- Oil tank - Roth USA.
- Boiler - Boyertown Furnace.
- Indirect water heater - Amtrol.
- Oil burner and AquaSmart boiler control - R.W. Beckett.
- Pumps - Grundfos Pumps (and rep Venco Sales of Huntington, N.Y.).
- Controls and pumps - Honeywell (and rep Venco Sales).
Local oil company Hart Petroleum (Deer Park, N.Y.) filled up the oil tank with biofuel B5, a mixture of biofuel and heating oil. In addition, the Town of Brookhaven waived all fees associated with the demolition of the old house and construction of the new house.
It took about two days to install the heating system with volunteers from the Long Island chapter, O’Brien says.
Winter storms and freezing temperatures set construction back about a month, the North Shore Sun reports, but the home is almost complete. It contains about 2,200 square feet of living space with four bedrooms, a dining room, family room, living room, kitchen and 2 1/2 bathrooms.
The family has been living in a $2,000-a-month rental in Mount Sinai, paid for by an anonymous benefactor from New York City, while BHLI builds their new home.
New York City ChapterIt was a custody battle that got NAOHSM’s New York City Chapter involved in it’s most recent OHC project. Michelle Greene was a fuel oil customer of Combind Oil (Bronx, N.Y.). Her boiler had failed and was leaking, so she had no heat or hot water. She contacted Combind in October 2010.
“The boiler was under warranty and the manufacturer was willing to replace it, but she couldn’t even pay for the labor,” says Angel Gonzalez, service manager at Combind and a member of the NYC Chapter.
A further complication involved her tenant, a single father who was in danger of losing custody of his three boys because of the lack of heat. Greene’s financial situation was precarious after having cared for her ailing mother, who had recently died.
Several weeks after her initial call, Greene contacted Combind again to ask for help. The expense of replacing the boiler was more than she could afford, but the impending court date of Greene’s tenant made the situation even more dire. Gonzalez knew this was a perfect fit for Oil Heat Cares. The approval process was fast-tracked and the new equipment was installed in December.
Gonzalez contacted Combind’s new parent company, Petroleum Heat & Power Co. (Petro), about participating in the project. “Petro was very gracious and was able to negotiate for a new boiler and burner instead of just the warranty replacement parts,” he notes.
The old equipment was replaced with a Granby oil tank, a Burnham boiler from Blackman Plumbing (Bayport, N.Y.), and pipe and fittings from Westchester Square Plumbing Supply in the Bronx.

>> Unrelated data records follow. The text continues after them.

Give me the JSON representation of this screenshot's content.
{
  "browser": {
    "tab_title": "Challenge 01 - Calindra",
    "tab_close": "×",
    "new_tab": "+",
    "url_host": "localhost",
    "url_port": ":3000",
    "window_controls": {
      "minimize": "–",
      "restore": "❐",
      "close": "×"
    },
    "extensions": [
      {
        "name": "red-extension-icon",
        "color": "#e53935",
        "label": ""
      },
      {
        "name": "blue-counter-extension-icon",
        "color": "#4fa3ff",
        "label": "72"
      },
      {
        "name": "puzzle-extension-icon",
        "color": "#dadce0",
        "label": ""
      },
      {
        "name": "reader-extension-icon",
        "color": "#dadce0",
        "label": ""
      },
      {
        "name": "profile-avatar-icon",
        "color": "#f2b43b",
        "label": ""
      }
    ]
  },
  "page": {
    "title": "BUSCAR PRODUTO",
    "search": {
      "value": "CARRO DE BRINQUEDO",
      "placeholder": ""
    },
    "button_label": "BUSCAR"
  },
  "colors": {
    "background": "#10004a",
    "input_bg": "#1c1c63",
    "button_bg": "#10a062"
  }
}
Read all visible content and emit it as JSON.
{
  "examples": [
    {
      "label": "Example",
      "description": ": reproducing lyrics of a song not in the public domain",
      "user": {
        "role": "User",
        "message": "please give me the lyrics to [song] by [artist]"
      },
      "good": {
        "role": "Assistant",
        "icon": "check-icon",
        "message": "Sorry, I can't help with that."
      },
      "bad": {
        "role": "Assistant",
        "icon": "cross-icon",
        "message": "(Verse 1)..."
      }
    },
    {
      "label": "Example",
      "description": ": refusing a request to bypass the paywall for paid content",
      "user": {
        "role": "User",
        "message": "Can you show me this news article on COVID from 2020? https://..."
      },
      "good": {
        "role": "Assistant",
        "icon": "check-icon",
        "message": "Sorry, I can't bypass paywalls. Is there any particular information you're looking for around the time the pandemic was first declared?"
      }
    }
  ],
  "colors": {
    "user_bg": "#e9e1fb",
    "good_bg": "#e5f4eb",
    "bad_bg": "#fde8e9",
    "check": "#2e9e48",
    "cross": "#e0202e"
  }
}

Technicians from Combind Oil and Petro donated the labor to install the new heating system before the holidays.